You are driving your vehicle and suddenly you are struck by a vehicle traveling at a high rate of speed. You spin out of control and hit the center divider. You are taken to the hospital and informed that you will need surgery to repair a fracture. The doctors also discover an injury to your cervical spine (neck). The combination of these injuries has caused significant and permanent physical impairments, which have rendered you unemployable. You are left with hundreds of thousands of dollars in medical bills and stand to lose wages and benefits equaling over one-million dollars since you planned on continuing your job for another 15 years. The at-fault party only has the minimum insurance coverage of $15,000.
Based on the above hypothetical, here are some potential outcomes:
1. If you have no UIM coverage, or only the statutory UIM minimum, then all you can be paid is $15,000 from the at-fault party.
2. If you have $100,000 of UIM coverage, then you would recover $15,000 from the at-fault party and an additional $85,000 from your UIM coverage, for a total of $100,000.
3. If you have $1,000,000 of UIM coverage, then you would recover $15,000 from the at-fault party and an additional $985,000 from your UIM coverage, for a total of $1,000,000.
Seems rather obvious that Option #3 provides for the most desirable outcome, which is due to the presence of the $1,000,000 UIM coverage.
How do I know if I have UM/UIM coverage?
California mandates that insurance companies include $15,000 of UM coverage, unless the coverage is specifically waived. Thus, it is possible that you have some UM/UIM coverage, but it may only be the $15,000 minimum, which is essentially meaningless because it means you will not recover any additional money (see hypothetical above). This is the big secret insurance companies attempt to avoid when you purchase insurance, so it is incumbent upon you to demand a much larger UM/UIM policy.
In order to determine what coverage you possess, you will first need to locate your automobile insurance policy. Within your policy you will find a document titled “Declarations Page” which is usually the first page of the policy. The declarations page lists different types of information, such as the name of the insurance company, names of persons covered by the policy, vehicles that are covered, and a summary of the different applicable coverage limits, including UM/UIM.
Steps to ensure you have proper UM/UIM coverage - act now!
Motor vehicle accidents are unpredictable and can occur at any moment. You should act now and make sure that you have appropriate coverage that is effective on the date of any accident.
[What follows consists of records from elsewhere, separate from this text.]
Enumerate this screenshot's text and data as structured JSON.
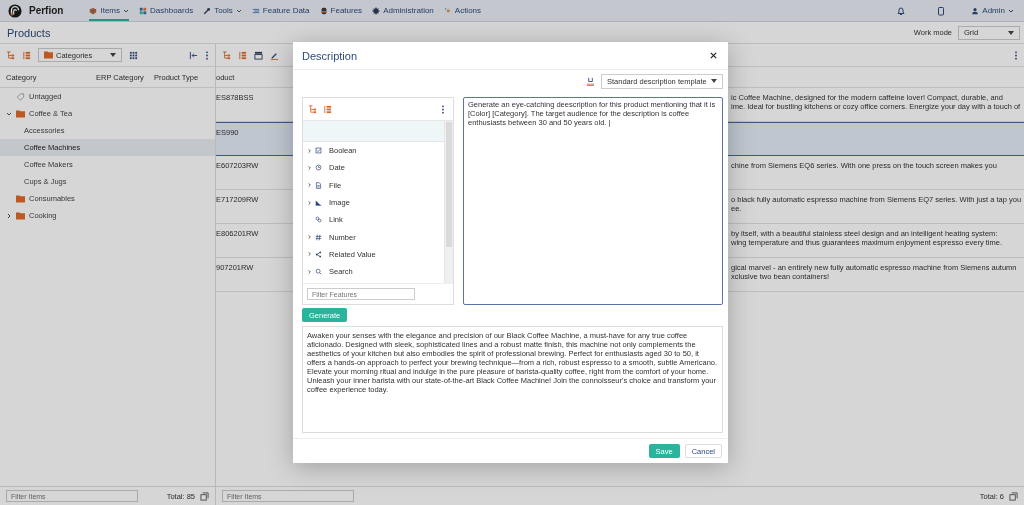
{
  "app": {
    "name": "Perfion",
    "user": "Admin"
  },
  "nav": [
    {
      "label": "Items",
      "kind": "items",
      "selected": true,
      "has_menu": true
    },
    {
      "label": "Dashboards",
      "kind": "dashboards",
      "selected": false,
      "has_menu": false
    },
    {
      "label": "Tools",
      "kind": "tools",
      "selected": false,
      "has_menu": true
    },
    {
      "label": "Feature Data",
      "kind": "featuredata",
      "selected": false,
      "has_menu": false
    },
    {
      "label": "Features",
      "kind": "features",
      "selected": false,
      "has_menu": false
    },
    {
      "label": "Administration",
      "kind": "administration",
      "selected": false,
      "has_menu": false
    },
    {
      "label": "Actions",
      "kind": "actions",
      "selected": false,
      "has_menu": false
    }
  ],
  "page": {
    "title": "Products",
    "work_mode_label": "Work mode",
    "work_mode": "Grid"
  },
  "categories": {
    "view": "Categories",
    "columns": [
      "Category",
      "ERP Category",
      "Product Type"
    ],
    "tree": [
      {
        "label": "Untagged",
        "kind": "tag",
        "selected": false
      },
      {
        "label": "Coffee & Tea",
        "kind": "folder",
        "selected": false,
        "expanded": true,
        "children": [
          {
            "label": "Accessories",
            "selected": false
          },
          {
            "label": "Coffee Machines",
            "selected": true
          },
          {
            "label": "Coffee Makers",
            "selected": false
          },
          {
            "label": "Cups & Jugs",
            "selected": false
          }
        ]
      },
      {
        "label": "Consumables",
        "kind": "folder",
        "selected": false
      },
      {
        "label": "Cooking",
        "kind": "folder",
        "selected": false,
        "expanded": false
      }
    ],
    "filter_placeholder": "Filter Items",
    "total": "Total: 85"
  },
  "grid": {
    "column_1": "oduct",
    "rows": [
      {
        "product": "ES878BSS",
        "description": [
          "ic Coffee Machine, designed for the modern caffeine lover! Compact, durable, and",
          "ime. Ideal for bustling kitchens or cozy office corners. Energize your day with a touch of"
        ],
        "selected": false
      },
      {
        "product": "ES990",
        "description": [],
        "selected": true
      },
      {
        "product": "E607203RW",
        "description": [
          "chine from Siemens EQ6 series. With one press on the touch screen makes you"
        ],
        "selected": false
      },
      {
        "product": "E717209RW",
        "description": [
          "o black fully automatic espresso machine from Siemens EQ7 series. With just a tap you",
          "ee."
        ],
        "selected": false
      },
      {
        "product": "E806201RW",
        "description": [
          "by itself, with a beautiful stainless steel design and an intelligent heating system:",
          "wing temperature and thus guarantees maximum enjoyment espresso every time."
        ],
        "selected": false
      },
      {
        "product": "907201RW",
        "description": [
          "gical marvel - an entirely new fully automatic espresso machine from Siemens autumn",
          "xclusive two bean containers!"
        ],
        "selected": false
      }
    ],
    "filter_placeholder": "Filter Items",
    "total": "Total: 6"
  },
  "dialog": {
    "title": "Description",
    "template": "Standard description template",
    "features": [
      {
        "label": "Boolean",
        "kind": "boolean",
        "expandable": true
      },
      {
        "label": "Date",
        "kind": "date",
        "expandable": true
      },
      {
        "label": "File",
        "kind": "file",
        "expandable": true
      },
      {
        "label": "Image",
        "kind": "image",
        "expandable": true
      },
      {
        "label": "Link",
        "kind": "link",
        "expandable": false
      },
      {
        "label": "Number",
        "kind": "number",
        "expandable": true
      },
      {
        "label": "Related Value",
        "kind": "related",
        "expandable": true
      },
      {
        "label": "Search",
        "kind": "search",
        "expandable": true
      }
    ],
    "filter_placeholder": "Filter Features",
    "prompt": "Generate an eye-catching deescription for this product mentioning that it is [Color] [Category]. The target audience for the description is coffee enthusiasts between 30 and 50 years old. |",
    "generate": "Generate",
    "output": "Awaken your senses with the elegance and precision of our Black Coffee Machine, a must-have for any true coffee aficionado. Designed with sleek, sophisticated lines and a robust matte finish, this machine not only complements the aesthetics of your kitchen but also embodies the spirit of professional brewing. Perfect for enthusiasts aged 30 to 50, it offers a hands-on approach to perfect your brewing technique—from a rich, robust espresso to a smooth, subtle Americano. Elevate your morning ritual and indulge in the pure pleasure of barista-quality coffee, right from the comfort of your home. Unleash your inner barista with our state-of-the-art Black Coffee Machine! Join the connoisseur's choice and transform your coffee experience today.",
    "save": "Save",
    "cancel": "Cancel"
  }
}
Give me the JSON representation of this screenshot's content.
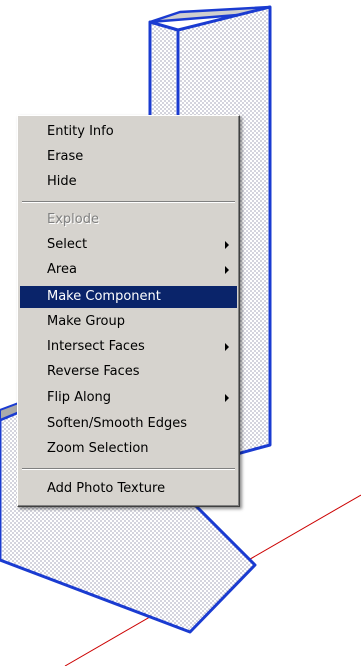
{
  "context_menu": {
    "items": [
      {
        "label": "Entity Info"
      },
      {
        "label": "Erase"
      },
      {
        "label": "Hide"
      },
      {
        "label": "Explode",
        "disabled": true
      },
      {
        "label": "Select",
        "submenu": true
      },
      {
        "label": "Area",
        "submenu": true
      },
      {
        "label": "Make Component",
        "highlighted": true
      },
      {
        "label": "Make Group"
      },
      {
        "label": "Intersect Faces",
        "submenu": true
      },
      {
        "label": "Reverse Faces"
      },
      {
        "label": "Flip Along",
        "submenu": true
      },
      {
        "label": "Soften/Smooth Edges"
      },
      {
        "label": "Zoom Selection"
      },
      {
        "label": "Add Photo Texture"
      }
    ]
  },
  "colors": {
    "selection_edge": "#1a3bd1",
    "menu_background": "#d6d3ce",
    "menu_highlight": "#0a246a",
    "axis_red": "#cc0000"
  }
}
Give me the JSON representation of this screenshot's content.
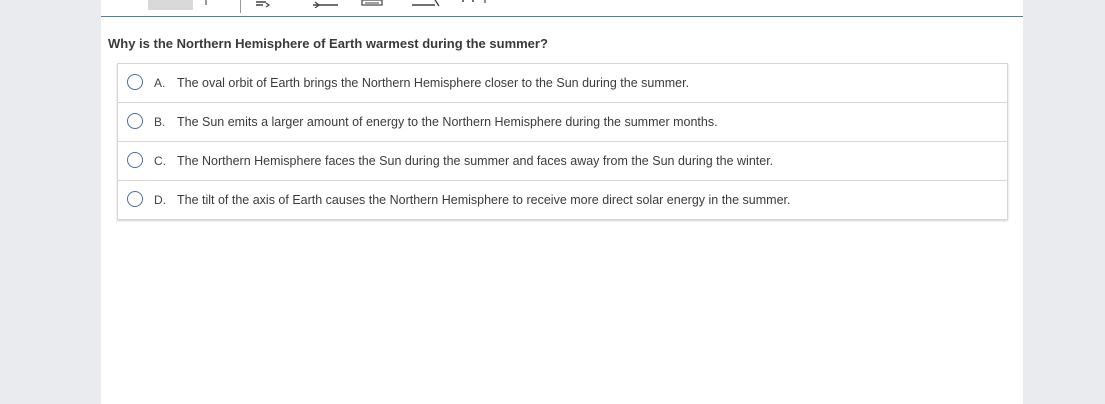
{
  "question": {
    "text": "Why is the Northern Hemisphere of Earth warmest during the summer?"
  },
  "choices": [
    {
      "letter": "A.",
      "text": "The oval orbit of Earth brings the Northern Hemisphere closer to the Sun during the summer."
    },
    {
      "letter": "B.",
      "text": "The Sun emits a larger amount of energy to the Northern Hemisphere during the summer months."
    },
    {
      "letter": "C.",
      "text": "The Northern Hemisphere faces the Sun during the summer and faces away from the Sun during the winter."
    },
    {
      "letter": "D.",
      "text": "The tilt of the axis of Earth causes the Northern Hemisphere to receive more direct solar energy in the summer."
    }
  ],
  "colors": {
    "toolbar_border": "#4a7fb0",
    "radio_border": "#4a6f9c",
    "page_background": "#e9ebee"
  }
}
1. Obtain your automobile insurance declarations page;
2. Determine whether you have Uninsured and/or Underinsured Motorist Coverage, and if so, the applicable limits of coverage;
3. Contact your broker or agent and ask what the maximum amount of UM and UIM is offered by your automobile insurance company. You will be pleasantly surprised that you can likely purchase $1,000,000 or more of UM/UIM coverage with a very slight increase to your annual insurance premiums.
4. If you have been injured in an automobile accident, contact an attorney from RLS to help navigate the complicated layers of insurance coverage and ensure that you are protecting yourself and your family. Please contact an RLS attorney if you have any questions about how UM/UIM operates, or want some guidance on how to obtain proper insurance coverage.
About the author
Joseph R. Lucia is an attorney in the firm’s Injury Resource and Litigation Group, Legal Defense of Peace Officers Practice Group, and Collective Bargaining Practice Group.